:: Records supplied

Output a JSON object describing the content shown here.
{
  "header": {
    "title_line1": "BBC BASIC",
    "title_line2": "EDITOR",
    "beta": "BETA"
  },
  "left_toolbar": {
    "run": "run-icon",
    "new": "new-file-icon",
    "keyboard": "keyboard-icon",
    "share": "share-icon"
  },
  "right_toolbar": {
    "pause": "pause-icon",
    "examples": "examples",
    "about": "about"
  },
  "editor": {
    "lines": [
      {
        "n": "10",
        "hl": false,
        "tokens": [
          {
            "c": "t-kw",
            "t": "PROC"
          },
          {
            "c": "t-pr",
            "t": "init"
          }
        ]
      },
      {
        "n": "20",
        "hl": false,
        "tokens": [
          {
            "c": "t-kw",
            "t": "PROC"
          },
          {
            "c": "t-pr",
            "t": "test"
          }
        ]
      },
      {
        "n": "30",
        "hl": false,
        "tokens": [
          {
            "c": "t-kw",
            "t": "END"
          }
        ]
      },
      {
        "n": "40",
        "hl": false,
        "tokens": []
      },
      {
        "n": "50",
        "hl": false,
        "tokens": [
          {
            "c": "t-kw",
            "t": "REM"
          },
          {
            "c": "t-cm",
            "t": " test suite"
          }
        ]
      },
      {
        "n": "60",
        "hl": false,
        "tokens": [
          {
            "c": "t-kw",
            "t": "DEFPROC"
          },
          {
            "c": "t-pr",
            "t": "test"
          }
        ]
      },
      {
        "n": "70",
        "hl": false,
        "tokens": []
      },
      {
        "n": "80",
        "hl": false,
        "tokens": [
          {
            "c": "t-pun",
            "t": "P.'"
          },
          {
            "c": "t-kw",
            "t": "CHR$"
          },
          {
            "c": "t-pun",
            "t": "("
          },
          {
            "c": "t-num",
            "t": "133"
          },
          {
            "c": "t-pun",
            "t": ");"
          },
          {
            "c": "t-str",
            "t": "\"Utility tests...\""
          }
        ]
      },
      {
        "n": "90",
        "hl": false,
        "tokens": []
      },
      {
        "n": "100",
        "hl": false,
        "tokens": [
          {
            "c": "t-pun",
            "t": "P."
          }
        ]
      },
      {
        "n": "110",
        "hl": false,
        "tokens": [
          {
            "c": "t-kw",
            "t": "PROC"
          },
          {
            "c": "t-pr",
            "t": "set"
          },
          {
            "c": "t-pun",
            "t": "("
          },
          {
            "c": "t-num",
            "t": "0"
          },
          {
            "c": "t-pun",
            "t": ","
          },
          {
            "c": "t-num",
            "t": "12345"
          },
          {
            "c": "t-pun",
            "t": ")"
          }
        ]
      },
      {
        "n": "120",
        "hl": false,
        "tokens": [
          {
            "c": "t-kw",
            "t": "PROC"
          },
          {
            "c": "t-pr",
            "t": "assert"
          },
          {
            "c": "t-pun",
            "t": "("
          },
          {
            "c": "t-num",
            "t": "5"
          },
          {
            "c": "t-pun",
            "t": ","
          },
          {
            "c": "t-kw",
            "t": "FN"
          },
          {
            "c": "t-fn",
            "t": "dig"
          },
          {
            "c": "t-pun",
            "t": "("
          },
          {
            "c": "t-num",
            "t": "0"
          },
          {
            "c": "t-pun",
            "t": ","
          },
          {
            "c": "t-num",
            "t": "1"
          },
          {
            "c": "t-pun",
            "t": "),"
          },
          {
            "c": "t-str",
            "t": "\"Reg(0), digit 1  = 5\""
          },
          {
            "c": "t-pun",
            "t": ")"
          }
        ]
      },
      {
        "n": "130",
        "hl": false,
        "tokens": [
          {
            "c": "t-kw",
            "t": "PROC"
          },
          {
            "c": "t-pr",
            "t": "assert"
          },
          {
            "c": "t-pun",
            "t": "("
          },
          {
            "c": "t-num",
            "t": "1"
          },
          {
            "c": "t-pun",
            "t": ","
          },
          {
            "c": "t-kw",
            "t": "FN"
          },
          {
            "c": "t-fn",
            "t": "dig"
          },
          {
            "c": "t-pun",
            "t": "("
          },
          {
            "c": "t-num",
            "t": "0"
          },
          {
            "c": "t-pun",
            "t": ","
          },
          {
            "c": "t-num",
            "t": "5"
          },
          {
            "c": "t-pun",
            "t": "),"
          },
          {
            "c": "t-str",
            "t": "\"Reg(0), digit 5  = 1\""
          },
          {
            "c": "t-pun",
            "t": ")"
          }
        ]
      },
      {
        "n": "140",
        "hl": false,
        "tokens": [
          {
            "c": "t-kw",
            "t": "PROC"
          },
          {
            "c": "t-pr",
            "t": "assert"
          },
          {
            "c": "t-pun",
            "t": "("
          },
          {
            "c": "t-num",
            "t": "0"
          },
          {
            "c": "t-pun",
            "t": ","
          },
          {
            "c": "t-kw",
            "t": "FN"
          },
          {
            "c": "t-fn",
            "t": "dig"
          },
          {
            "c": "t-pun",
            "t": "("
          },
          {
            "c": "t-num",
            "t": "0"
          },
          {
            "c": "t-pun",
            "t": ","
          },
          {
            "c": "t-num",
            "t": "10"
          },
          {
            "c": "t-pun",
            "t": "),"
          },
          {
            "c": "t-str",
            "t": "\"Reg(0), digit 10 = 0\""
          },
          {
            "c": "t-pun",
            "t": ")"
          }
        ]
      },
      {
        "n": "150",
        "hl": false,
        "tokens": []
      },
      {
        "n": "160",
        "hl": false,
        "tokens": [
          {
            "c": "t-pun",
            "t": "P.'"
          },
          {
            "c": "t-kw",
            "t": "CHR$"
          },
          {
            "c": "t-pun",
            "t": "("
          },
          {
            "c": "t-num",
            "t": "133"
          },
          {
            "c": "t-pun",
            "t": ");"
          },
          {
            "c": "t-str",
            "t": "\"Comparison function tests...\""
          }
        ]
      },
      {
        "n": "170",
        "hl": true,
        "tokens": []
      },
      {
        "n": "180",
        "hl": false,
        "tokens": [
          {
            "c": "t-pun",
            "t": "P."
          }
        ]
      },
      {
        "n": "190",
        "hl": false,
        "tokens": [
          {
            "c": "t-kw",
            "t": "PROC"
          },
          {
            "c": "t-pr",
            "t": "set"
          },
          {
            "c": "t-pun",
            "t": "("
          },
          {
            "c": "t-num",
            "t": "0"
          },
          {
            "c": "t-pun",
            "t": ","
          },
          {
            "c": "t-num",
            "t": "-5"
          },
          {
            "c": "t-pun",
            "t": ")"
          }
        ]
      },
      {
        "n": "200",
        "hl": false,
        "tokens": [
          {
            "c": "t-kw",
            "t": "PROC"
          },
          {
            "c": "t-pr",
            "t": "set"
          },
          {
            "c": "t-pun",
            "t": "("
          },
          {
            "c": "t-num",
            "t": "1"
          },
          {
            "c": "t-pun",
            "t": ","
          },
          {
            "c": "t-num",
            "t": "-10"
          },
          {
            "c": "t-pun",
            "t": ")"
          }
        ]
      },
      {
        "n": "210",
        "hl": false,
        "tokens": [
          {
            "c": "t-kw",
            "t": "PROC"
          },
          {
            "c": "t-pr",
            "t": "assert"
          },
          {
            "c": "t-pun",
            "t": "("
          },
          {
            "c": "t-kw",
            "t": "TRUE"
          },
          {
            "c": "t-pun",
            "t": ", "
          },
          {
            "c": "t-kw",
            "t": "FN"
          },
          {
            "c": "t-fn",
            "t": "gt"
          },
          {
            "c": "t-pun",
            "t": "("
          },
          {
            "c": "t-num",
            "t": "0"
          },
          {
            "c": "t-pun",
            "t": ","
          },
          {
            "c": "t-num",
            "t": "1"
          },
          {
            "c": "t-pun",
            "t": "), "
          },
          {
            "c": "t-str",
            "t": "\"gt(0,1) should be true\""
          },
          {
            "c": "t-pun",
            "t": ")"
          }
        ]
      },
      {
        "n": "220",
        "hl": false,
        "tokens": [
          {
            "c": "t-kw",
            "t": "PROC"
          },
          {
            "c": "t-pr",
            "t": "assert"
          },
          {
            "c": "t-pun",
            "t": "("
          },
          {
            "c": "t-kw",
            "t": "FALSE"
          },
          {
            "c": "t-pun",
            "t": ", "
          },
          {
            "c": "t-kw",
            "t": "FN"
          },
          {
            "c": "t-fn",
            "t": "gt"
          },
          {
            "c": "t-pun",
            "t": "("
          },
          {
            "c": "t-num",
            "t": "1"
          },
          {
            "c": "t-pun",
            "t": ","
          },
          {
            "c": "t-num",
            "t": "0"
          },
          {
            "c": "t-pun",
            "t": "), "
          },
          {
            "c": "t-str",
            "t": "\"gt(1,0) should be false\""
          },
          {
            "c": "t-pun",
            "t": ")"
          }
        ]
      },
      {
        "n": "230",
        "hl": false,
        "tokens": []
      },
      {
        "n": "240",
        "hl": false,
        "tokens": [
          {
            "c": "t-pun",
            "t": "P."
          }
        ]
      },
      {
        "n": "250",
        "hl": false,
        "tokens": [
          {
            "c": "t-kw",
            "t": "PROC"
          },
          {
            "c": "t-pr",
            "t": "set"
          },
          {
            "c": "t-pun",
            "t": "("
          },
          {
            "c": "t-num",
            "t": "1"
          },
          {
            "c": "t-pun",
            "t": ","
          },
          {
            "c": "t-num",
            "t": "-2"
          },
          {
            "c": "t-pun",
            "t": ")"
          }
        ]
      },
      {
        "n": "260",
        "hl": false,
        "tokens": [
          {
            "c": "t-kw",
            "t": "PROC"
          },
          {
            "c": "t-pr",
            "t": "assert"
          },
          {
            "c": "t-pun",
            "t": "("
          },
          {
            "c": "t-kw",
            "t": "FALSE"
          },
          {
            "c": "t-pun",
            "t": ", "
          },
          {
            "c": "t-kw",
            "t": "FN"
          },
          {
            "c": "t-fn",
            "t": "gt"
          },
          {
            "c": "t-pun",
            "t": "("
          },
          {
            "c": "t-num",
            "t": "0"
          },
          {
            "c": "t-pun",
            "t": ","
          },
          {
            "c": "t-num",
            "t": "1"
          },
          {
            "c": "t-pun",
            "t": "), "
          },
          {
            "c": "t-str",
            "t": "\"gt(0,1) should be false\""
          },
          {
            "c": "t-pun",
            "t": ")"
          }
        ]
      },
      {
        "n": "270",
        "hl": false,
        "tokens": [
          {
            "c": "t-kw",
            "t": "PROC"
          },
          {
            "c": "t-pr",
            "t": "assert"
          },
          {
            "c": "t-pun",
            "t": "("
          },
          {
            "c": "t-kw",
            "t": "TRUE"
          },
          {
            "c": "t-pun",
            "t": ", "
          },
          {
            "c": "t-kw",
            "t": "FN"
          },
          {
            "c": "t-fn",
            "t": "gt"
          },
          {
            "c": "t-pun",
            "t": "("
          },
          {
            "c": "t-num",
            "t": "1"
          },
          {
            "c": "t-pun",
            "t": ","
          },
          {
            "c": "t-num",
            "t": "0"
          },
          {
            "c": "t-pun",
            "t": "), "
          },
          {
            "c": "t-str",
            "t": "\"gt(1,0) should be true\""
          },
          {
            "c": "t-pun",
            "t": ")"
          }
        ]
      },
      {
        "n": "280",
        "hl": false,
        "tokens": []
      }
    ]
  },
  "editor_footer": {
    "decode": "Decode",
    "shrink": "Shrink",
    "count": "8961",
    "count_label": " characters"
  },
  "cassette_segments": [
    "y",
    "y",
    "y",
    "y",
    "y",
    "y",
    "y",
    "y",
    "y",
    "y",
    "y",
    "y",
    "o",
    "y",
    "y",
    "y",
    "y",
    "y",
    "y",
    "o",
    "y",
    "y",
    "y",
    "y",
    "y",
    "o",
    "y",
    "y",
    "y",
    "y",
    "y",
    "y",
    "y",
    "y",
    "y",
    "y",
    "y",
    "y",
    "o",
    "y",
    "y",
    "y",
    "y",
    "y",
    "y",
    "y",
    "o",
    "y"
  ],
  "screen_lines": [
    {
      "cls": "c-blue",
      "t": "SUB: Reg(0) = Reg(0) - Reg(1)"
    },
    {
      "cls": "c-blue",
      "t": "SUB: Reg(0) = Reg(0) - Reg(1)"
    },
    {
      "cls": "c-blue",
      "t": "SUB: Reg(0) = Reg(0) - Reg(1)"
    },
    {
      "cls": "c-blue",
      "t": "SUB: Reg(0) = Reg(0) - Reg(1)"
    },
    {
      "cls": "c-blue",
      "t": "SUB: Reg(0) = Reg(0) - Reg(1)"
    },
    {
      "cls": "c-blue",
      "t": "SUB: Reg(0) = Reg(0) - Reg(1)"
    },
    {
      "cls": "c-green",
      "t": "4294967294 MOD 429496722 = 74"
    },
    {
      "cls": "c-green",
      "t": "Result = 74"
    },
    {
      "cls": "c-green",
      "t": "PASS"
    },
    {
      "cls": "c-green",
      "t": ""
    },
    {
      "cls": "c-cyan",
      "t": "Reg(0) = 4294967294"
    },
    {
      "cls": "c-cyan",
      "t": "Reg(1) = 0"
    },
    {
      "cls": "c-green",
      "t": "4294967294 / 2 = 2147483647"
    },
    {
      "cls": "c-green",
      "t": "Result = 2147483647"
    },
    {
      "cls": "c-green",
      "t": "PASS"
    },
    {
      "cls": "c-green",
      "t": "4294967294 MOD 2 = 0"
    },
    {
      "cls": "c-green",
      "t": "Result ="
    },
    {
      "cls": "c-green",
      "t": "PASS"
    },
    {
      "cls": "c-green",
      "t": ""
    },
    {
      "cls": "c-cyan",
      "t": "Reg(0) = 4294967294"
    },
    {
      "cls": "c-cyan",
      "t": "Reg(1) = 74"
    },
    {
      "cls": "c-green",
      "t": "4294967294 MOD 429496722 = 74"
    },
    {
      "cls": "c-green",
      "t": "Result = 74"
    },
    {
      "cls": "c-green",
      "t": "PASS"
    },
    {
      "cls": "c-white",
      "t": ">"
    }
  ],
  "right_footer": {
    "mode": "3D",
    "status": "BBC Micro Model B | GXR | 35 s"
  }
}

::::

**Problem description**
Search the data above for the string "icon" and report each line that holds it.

**Answer section**
    "run": "run-icon",
    "new": "new-file-icon",
    "keyboard": "keyboard-icon",
    "share": "share-icon"
    "pause": "pause-icon",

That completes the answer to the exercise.